A Turkish artist on Saturday unveiled a two-storey-high mural featuring those killed in protests two years ago over an Istanbul park that spiraled into nationwide demonstrations against the leadership of Tayyip Erdogan.
The 5-by-10-metre painting by Haydar Ozay was unveiled on the second anniversary of the protests that began as an effort to stop bulldozers from razing Gezi Park, one of the few green spaces of Istanbul, to build a shopping mall.
Unrest quickly spread across Turkey, a revolt against what protesters said was the increasing authoritarianism of Erdogan’s decade-long rule.
The then prime minister accused a coalition of “anarchists, terrorists and vandals” of orchestrating the demonstrations.
Art was a central element of the protests, which erupted at the end of May 2013. Graffiti lampooning Erdogan and other spontaneous artistic expressions flourished during the weeks protesters occupied the park and the adjacent Taksim Square.
“People had felt so much pressure that there was a volcano-like explosion of creativity.
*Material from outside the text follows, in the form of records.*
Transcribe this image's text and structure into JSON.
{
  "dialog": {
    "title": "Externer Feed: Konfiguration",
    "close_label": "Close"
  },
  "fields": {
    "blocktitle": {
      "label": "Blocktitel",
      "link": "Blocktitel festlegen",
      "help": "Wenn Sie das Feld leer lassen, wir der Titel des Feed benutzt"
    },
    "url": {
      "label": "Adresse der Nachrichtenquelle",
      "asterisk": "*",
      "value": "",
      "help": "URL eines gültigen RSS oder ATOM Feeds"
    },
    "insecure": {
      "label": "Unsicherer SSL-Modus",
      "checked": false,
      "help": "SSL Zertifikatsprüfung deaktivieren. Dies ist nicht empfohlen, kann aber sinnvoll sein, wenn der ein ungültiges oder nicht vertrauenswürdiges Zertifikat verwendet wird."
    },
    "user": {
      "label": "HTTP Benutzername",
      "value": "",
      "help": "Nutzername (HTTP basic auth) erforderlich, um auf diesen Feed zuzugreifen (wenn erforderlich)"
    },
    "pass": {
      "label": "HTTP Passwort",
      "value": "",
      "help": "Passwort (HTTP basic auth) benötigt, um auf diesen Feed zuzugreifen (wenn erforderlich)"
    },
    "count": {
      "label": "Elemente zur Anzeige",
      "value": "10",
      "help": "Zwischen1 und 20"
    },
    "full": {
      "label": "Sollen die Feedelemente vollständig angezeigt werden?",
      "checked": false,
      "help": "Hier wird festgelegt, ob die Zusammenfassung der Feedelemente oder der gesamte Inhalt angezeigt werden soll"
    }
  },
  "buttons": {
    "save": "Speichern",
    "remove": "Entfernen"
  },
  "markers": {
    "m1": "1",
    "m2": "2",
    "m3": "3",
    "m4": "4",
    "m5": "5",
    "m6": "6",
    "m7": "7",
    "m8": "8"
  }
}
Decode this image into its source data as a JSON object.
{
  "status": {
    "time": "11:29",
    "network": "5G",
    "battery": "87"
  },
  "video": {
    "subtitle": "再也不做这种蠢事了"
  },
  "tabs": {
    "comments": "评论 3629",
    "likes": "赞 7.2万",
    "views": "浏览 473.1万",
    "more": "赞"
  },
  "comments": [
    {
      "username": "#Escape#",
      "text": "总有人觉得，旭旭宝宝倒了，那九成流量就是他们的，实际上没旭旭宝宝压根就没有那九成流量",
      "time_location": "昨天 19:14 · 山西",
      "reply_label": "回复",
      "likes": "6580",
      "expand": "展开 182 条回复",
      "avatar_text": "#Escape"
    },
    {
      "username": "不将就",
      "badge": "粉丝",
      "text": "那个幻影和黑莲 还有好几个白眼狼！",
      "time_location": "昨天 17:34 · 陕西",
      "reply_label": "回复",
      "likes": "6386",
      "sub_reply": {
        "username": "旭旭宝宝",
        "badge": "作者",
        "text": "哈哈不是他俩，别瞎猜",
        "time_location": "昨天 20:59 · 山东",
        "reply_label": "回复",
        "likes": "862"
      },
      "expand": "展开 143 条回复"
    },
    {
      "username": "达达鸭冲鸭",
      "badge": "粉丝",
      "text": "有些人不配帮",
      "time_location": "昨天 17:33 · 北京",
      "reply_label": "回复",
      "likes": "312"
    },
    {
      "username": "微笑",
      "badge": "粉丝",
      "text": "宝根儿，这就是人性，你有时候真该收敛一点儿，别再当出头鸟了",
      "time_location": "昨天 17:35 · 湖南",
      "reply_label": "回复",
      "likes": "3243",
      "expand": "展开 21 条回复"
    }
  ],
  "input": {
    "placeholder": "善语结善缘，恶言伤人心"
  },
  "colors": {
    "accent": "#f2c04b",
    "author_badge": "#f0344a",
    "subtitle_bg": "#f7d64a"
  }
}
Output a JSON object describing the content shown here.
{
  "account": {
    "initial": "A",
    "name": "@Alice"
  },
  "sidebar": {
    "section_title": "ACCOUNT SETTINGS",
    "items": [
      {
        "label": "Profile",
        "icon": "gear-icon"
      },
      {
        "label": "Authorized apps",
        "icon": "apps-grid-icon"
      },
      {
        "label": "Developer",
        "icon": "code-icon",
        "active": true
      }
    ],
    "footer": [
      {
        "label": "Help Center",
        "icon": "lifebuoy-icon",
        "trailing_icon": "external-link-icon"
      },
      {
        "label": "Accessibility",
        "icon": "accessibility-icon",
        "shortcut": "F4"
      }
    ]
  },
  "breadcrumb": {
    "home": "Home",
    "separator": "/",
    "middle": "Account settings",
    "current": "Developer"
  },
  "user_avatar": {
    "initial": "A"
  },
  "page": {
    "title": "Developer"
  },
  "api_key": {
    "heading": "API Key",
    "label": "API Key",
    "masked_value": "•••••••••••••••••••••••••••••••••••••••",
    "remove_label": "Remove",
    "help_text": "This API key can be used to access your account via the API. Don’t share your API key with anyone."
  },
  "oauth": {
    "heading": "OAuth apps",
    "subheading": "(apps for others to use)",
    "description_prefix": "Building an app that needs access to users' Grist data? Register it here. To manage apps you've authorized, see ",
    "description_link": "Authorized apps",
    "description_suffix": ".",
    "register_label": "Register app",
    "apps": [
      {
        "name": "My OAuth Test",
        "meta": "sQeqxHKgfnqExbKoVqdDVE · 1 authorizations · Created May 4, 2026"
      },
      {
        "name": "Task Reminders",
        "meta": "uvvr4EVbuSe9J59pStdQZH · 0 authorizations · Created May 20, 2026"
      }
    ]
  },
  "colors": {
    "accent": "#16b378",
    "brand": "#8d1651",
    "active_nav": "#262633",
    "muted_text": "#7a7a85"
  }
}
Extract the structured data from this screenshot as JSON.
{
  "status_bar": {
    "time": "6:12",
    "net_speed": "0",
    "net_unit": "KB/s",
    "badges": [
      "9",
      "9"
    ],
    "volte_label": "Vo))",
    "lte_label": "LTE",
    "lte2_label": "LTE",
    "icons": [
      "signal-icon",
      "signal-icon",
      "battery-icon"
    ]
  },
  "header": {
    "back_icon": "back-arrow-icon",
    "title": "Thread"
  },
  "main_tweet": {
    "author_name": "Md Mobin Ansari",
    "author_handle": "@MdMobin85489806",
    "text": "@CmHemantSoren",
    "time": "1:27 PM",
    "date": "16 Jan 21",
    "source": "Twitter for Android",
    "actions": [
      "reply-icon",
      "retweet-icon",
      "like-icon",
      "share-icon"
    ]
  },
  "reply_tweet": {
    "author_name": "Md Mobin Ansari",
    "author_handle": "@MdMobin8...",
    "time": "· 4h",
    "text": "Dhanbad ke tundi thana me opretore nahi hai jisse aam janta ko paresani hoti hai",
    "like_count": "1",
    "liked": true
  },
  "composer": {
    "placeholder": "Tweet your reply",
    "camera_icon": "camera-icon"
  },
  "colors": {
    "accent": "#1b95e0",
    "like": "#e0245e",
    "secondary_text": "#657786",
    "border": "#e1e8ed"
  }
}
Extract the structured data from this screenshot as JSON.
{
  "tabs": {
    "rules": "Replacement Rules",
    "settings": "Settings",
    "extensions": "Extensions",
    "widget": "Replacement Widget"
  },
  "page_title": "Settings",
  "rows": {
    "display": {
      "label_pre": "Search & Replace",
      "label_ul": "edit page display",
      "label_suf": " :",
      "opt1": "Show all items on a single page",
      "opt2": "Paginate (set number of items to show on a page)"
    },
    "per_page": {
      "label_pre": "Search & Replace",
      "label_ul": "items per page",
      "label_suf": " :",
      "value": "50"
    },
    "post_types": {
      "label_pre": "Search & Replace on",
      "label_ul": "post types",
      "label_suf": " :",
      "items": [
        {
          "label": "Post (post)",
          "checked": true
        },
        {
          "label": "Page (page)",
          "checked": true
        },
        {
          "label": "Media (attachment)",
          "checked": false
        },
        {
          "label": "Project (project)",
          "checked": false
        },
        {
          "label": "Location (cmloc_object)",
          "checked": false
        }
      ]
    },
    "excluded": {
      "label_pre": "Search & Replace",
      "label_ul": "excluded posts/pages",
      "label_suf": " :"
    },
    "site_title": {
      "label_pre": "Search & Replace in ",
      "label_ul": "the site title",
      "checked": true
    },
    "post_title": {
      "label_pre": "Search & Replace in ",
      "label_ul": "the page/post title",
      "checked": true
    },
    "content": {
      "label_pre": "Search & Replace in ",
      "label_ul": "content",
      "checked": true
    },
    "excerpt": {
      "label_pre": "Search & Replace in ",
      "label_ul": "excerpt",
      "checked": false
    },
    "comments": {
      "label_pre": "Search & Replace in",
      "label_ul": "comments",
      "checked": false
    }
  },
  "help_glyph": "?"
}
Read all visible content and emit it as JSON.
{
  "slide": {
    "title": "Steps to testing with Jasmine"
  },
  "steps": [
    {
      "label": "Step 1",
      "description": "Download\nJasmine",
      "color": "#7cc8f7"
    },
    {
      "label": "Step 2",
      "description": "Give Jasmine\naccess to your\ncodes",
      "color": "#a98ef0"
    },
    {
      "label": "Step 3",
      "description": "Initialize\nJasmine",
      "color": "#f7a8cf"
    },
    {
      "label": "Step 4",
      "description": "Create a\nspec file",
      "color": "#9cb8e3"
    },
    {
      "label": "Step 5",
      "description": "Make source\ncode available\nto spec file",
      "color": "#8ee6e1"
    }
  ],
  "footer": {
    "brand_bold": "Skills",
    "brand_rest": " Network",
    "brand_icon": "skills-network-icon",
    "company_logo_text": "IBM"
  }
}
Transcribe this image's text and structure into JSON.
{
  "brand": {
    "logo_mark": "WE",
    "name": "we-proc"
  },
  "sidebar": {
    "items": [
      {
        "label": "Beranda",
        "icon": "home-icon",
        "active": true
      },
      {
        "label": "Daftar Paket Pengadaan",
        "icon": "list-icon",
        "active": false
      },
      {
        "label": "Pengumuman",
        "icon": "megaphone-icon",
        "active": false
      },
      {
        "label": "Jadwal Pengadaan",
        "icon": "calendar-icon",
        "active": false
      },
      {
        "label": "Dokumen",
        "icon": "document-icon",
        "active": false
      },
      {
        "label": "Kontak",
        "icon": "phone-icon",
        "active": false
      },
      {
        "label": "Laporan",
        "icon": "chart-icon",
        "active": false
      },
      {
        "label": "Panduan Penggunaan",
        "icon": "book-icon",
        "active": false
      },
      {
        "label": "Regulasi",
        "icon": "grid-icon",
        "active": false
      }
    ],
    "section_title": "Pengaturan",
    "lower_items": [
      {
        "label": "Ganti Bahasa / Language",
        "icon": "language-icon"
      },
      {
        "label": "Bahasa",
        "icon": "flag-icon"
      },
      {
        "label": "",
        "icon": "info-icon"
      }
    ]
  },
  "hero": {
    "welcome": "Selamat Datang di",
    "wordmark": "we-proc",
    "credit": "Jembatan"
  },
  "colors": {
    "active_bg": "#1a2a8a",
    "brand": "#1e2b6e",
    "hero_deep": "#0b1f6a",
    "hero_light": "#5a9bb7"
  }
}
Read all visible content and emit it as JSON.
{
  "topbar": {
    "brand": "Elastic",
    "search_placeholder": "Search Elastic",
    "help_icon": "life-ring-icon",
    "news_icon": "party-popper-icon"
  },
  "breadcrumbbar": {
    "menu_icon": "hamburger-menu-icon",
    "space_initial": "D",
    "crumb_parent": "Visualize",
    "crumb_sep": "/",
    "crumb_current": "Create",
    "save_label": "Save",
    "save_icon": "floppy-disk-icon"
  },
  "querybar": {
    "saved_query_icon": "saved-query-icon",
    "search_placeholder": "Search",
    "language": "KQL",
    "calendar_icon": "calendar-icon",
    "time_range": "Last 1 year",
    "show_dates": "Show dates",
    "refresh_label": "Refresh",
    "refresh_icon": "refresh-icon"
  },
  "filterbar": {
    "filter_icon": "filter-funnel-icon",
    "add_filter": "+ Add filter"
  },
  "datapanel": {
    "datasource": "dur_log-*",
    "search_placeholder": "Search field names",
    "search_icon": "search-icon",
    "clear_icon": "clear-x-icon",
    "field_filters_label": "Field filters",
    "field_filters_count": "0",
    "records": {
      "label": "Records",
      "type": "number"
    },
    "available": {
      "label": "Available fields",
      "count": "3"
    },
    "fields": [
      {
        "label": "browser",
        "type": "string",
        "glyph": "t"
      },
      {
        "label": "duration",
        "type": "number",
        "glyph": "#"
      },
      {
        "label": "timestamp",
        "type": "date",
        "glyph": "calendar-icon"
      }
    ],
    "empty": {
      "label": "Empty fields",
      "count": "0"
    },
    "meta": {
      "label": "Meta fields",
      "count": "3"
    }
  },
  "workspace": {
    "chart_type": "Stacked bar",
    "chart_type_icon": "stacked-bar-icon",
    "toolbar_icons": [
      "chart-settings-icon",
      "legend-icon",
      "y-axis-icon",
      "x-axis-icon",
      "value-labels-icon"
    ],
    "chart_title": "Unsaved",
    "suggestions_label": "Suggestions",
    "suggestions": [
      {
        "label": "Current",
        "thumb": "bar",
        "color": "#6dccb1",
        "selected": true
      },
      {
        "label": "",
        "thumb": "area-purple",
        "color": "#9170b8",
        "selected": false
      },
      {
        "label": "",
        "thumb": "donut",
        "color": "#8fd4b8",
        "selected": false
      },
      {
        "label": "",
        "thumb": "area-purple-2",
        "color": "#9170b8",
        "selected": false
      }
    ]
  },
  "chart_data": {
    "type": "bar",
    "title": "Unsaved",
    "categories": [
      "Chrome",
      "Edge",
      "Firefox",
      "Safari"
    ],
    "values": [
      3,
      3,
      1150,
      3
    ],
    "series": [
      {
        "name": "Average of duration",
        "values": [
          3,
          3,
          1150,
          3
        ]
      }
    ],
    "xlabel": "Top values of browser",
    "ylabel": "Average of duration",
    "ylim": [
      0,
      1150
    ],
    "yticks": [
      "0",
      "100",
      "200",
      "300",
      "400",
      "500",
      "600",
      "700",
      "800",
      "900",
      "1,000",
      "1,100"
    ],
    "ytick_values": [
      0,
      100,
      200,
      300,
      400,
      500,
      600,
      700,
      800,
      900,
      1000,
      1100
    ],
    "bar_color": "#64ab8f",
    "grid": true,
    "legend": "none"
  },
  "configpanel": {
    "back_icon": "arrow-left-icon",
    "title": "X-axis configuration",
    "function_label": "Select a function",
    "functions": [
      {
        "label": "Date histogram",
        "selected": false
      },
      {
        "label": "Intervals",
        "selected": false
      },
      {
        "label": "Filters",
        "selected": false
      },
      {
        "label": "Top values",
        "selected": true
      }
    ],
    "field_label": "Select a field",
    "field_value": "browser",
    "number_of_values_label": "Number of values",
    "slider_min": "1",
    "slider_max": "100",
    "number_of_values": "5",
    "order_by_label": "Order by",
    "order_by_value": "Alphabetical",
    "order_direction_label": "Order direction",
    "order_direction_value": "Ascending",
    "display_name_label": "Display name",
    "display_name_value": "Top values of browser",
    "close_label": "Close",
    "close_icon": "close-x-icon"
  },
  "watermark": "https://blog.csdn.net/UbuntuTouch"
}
Gezi was the perfect stage,” said Ozay, 46, who knew the park from his childhood when his father was its gardener.
“Gezi has surprisingly transcended its own duration and is still unfolding, especially in art.”
Ozay’s massive, brightly colored work on canvas depicts figures familiar to protesters in swirling abstract brushstrokes. A woman in a red dress is tear-gassed; Berkin Elvan, who died aged 15 after he was hit in the head by a police gas canister, plays marbles.
At least seven people died in the protests, which according to police records were attended by 3 million of Turkey’s 77 million people.
After a police crackdown, Erdogan moved swiftly to reassert his authority. His ruling AK Party swept to victory in municipal polls in March 2014 and in August he won the nation’s first direct presidential election.
As head of state, he is constitutionally barred from party politics, but critics say he is actively campaigning for the AK Party ahead of a June 7 general election.
Still, Gezi sowed the seed for other political movements, including the People’s Democratic Party, which hopes to win 10 percent of the vote to clear a threshold and enter parliament on a leftwing platform that includes some protester demands.
Another after-effect was the trials of hundreds of people for taking part in the protests. Most have been acquitted, but cases against dozens of people continue, said lawyer Can Atalay.
Ozay, who spent a year painting the mural, said he is not worried about prosecution because art is typically given greater license in Turkey than other forms of protest.
Taksim Square is off limits to crowds on the anniversary due to a police cordon, so Ozay is displaying the painting at the Union of Chambers of Turkish Engineers and Architects, whose members helped lead the protests.
Turkish mural helps keep park protest spirit alive